Aon Risk Solutions, a risk management and insurance company, conducted a study of nearly 1,500 long-term care provider claims in 2012 and found that those settled under “valid” alternative dispute resolution agreements were 21 percent cheaper than other claims. “Arbitration continues to be an effective cost limiting tool for long-term care providers,” the study said.
The company noted that Congress has considered legislation to modify arbitration rules each year since 2008 but so far, no laws have been enacted.
What Legislators and the Public Are Doing
“There absolutely has been a pushback” from the nursing home industry to thwart efforts to ban pre-dispute arbitration, Swanson said. She said any changes must take place at the national level because states are pre-empted by federal laws governing arbitration.

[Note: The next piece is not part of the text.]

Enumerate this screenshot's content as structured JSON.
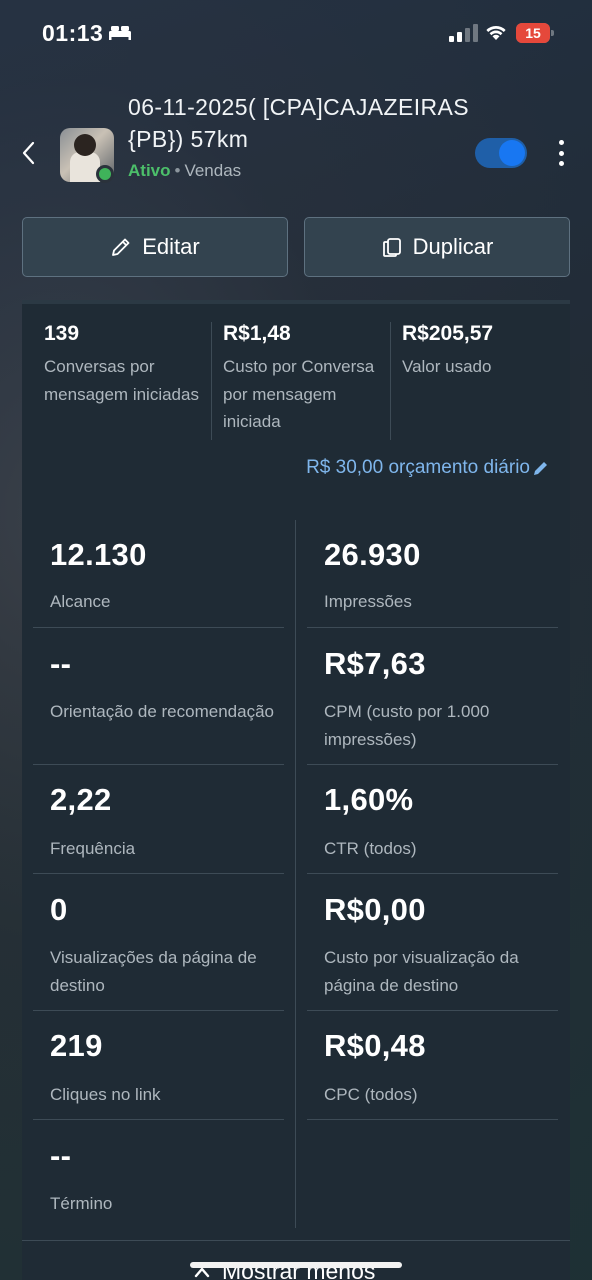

Sen. Al Franken (D-Minn.) led a previous failed effort to ban pre-dispute arbitration clauses in long-term care contracts. He said that while he would support a similar effort going forward, he believes that CMS rulemaking represents the best opportunity for change.
“All too often, only after a resident has suffered an injury or death do families truly understand the impact of the arbitration agreement they have already signed. I’m trying to fix this,” Franken said. “Last month, I pressed the Centers for Medicare and Medicaid to ban pre-dispute arbitration clauses in long-term care facility contracts. And to address the issue more broadly, I have a bill called the Arbitration Fairness Act, which would ban forced arbitration clauses in employment, consumer, civil rights and antitrust cases.”
Earlier this month, former U.S. Rep. Henry Waxman (D-Calif.) and representatives of AARP, Public Citizen and National Consumer Voice for Quality Long-Term Care joined a chorus of more than 50,000 people — including 34 Senators — who petitioned CMS to ban pre-dispute arbitration. Swanson said consumers who feel strongly about the matter should write to CMS and to their elected representatives.
Nursing Homes Want to Avoid ‘Lopsided Lawsuits’
The American Health Care Association (AHCA), the leading trade industry group, says CMS should leave things as they are.
“We feel that CMS lacks the Congressional-mandated authority to implement the rule, and federal law … supersedes any regulation,” said Greg Christ, an AHCA spokesman.
“We feel current law is sufficient, and gives individuals and families in our centers the protections they need under arbitration,” he said. “No one is saying it should be more difficult to go after nursing homes if a family needs to resolve a dispute. But let’s have a system that does so without the skewed approach that the trial bar brings through lopsided lawsuits.”
Jeff LeMaire says caregivers should simply avoid nursing homes that present binding arbitration agreements as part of the admissions process. He said it’s just too difficult to understand what you’re getting into when you’re under emotional duress.
“I’m handcuffed,” LeMaire said. “I can’t even talk about the specifics of what happened to my dad.” The family is subject to a gag order that was part of the binding arbitration process.
If avoiding a facility’s arbitration agreement isn’t possible, LeMaire said, don’t sign the agreement without consulting an attorney, loved ones and other trusted advisers first.